  • A single day for a single task: schedule doing the task, and only that task, for a certain day. Put it on your calendar. Pro tip: combine this with sequestering yourself (above).

Ready, set, GO!

Once you recognize a problem, you can start to solve it. While perfectionism and procrastination may have plagued you in the past, you now have the tools to create a new future — not tomorrow, but today.

Going the Extra Mile

Want to up the ante even more? They say it takes an entire village to raise a child, so in my mind, the same goes for helping someone break free of the tyranny of perfectionism and procrastination. Enlist other people in your process and make yourself accountable for the task(s) by partnering up with a friend. You could also publicly enlist the support of people in your social networks. Avoid this, however, if that will lead you back into distraction temptation.

Pitfalls to Avoid

  • Do not get discouraged. Remember, breaking the loop is a process. It will take time to break years of old habits.
  • Do not beat yourself up if and when you fall back into procrastination mode. Recognize that you are doing it and commit to trying one or more of the tips suggested in this article.

Things to Do

  • Identify what the source is of your anxiety around completing the task(s) that you are putting off.
  • Make a commitment to become aware of the thinking that causes you to procrastinate.
  • Eliminate as many distractions as possible.
  • Put time on your side with breaking down tasks and devoting controlled amounts of time to them.

Further Reading

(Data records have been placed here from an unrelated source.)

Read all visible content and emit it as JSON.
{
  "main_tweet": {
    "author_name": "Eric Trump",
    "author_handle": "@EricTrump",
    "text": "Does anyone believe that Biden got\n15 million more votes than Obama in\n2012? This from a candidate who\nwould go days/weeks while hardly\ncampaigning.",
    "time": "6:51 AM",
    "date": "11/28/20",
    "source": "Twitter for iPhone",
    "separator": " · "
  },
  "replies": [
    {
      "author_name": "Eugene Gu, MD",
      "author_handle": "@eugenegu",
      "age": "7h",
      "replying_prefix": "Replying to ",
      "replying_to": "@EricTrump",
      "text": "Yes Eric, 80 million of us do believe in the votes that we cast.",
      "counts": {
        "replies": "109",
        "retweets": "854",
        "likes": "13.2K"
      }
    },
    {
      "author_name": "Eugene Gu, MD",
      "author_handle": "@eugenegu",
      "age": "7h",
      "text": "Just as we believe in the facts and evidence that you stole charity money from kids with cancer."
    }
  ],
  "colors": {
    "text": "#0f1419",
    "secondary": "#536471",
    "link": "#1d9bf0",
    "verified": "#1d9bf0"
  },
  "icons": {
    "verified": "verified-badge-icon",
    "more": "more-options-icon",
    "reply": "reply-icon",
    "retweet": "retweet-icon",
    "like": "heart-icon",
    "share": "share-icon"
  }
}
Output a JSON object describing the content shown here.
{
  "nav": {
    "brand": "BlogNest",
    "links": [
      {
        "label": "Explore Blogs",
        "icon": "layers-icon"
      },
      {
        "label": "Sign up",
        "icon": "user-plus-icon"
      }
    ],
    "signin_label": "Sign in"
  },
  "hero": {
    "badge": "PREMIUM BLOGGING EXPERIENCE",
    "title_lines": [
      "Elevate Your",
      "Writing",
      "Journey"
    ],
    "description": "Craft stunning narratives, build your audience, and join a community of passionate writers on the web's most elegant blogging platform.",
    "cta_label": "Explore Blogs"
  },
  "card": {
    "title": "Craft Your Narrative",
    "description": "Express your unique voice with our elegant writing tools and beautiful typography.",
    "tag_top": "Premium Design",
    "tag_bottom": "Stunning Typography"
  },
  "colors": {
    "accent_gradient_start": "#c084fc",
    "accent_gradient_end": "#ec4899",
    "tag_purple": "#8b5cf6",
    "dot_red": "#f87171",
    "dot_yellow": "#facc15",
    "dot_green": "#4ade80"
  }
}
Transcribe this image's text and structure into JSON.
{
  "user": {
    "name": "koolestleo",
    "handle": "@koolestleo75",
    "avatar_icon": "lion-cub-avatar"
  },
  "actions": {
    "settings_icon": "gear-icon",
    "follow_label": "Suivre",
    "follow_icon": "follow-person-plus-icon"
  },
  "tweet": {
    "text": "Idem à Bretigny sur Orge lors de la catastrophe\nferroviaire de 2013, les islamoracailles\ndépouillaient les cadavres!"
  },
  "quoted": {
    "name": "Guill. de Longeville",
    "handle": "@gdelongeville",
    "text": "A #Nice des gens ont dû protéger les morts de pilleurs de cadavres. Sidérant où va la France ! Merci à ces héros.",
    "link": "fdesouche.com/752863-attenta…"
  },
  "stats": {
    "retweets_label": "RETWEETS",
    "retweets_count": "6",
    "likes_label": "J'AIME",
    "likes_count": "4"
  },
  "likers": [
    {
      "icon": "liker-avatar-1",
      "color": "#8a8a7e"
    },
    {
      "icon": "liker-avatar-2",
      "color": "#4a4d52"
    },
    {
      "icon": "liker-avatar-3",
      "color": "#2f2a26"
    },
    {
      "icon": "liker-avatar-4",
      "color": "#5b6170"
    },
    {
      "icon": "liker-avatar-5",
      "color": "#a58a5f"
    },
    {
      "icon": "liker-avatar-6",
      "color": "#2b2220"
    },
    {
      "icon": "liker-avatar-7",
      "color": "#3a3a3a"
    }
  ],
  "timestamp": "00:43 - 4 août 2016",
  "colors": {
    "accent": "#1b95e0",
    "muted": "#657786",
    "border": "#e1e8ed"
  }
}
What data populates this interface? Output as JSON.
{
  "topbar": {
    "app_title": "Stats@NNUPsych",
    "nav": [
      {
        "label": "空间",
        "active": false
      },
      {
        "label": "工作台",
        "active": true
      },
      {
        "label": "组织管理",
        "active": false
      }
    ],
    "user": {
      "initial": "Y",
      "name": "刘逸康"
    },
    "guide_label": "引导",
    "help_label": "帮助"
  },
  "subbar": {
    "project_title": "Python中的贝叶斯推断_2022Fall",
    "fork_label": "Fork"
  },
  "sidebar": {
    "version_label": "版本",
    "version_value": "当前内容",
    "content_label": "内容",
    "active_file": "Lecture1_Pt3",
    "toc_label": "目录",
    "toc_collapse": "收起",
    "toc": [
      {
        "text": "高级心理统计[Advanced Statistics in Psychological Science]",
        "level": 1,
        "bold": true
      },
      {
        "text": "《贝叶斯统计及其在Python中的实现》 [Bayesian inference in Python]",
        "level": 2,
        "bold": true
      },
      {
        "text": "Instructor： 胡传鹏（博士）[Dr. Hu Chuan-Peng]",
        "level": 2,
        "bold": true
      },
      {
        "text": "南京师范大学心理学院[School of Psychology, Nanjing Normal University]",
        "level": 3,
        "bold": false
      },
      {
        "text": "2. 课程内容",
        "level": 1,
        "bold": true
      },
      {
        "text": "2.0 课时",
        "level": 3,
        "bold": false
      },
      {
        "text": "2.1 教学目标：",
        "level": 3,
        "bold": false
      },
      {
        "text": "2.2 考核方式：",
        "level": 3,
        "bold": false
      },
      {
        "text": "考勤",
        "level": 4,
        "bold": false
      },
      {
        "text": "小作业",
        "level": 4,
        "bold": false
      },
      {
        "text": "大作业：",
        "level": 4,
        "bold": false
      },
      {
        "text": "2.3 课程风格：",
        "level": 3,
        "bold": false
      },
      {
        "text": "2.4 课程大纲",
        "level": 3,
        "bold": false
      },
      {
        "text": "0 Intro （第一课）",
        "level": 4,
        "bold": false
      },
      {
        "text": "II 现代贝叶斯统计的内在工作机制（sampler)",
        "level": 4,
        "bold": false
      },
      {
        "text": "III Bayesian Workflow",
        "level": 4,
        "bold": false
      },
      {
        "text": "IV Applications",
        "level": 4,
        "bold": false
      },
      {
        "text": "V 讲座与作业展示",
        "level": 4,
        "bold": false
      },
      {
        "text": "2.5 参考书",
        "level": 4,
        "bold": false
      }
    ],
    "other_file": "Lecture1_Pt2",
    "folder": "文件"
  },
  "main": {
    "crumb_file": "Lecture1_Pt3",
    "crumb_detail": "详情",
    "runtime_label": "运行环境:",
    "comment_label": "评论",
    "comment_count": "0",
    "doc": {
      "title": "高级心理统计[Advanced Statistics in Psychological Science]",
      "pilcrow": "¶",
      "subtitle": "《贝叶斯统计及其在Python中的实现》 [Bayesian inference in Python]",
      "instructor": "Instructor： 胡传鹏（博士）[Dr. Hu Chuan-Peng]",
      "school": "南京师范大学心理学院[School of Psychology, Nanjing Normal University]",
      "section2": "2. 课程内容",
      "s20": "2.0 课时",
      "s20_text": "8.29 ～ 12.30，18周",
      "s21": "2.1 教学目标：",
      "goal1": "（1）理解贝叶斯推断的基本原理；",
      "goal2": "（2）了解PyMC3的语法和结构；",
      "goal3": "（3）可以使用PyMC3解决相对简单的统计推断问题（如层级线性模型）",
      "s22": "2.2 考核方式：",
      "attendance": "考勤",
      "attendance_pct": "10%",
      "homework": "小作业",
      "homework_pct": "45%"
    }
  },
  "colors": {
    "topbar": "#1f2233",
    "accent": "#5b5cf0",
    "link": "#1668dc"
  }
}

  • The Gifts of Imperfection: Let Go of Who You Think You’re Supposed to Be and Embrace Who You Are, Hazelden, 2010
  • The Procrastination Equation: How to Stop Putting Things Off and Start Getting Stuff Done, Harper Perennial, 2010
  • The Now Habit: A Strategic Program for Overcoming Procrastination and Enjoying Guilt-Free Play, Tarcher, 2007
  • Zen To Done: The Ultimate Simple Productivity System, CreateSpace Independent Publishing Platform, 2012
  • Mindset: The New Psychology of Success, Ballantine Books, 2007
  • Banishing Your Inner Critic”, A List Apart, 20 September 2011
  • Banish Your Inner Critic”, Port80 Conference, 16 May 2014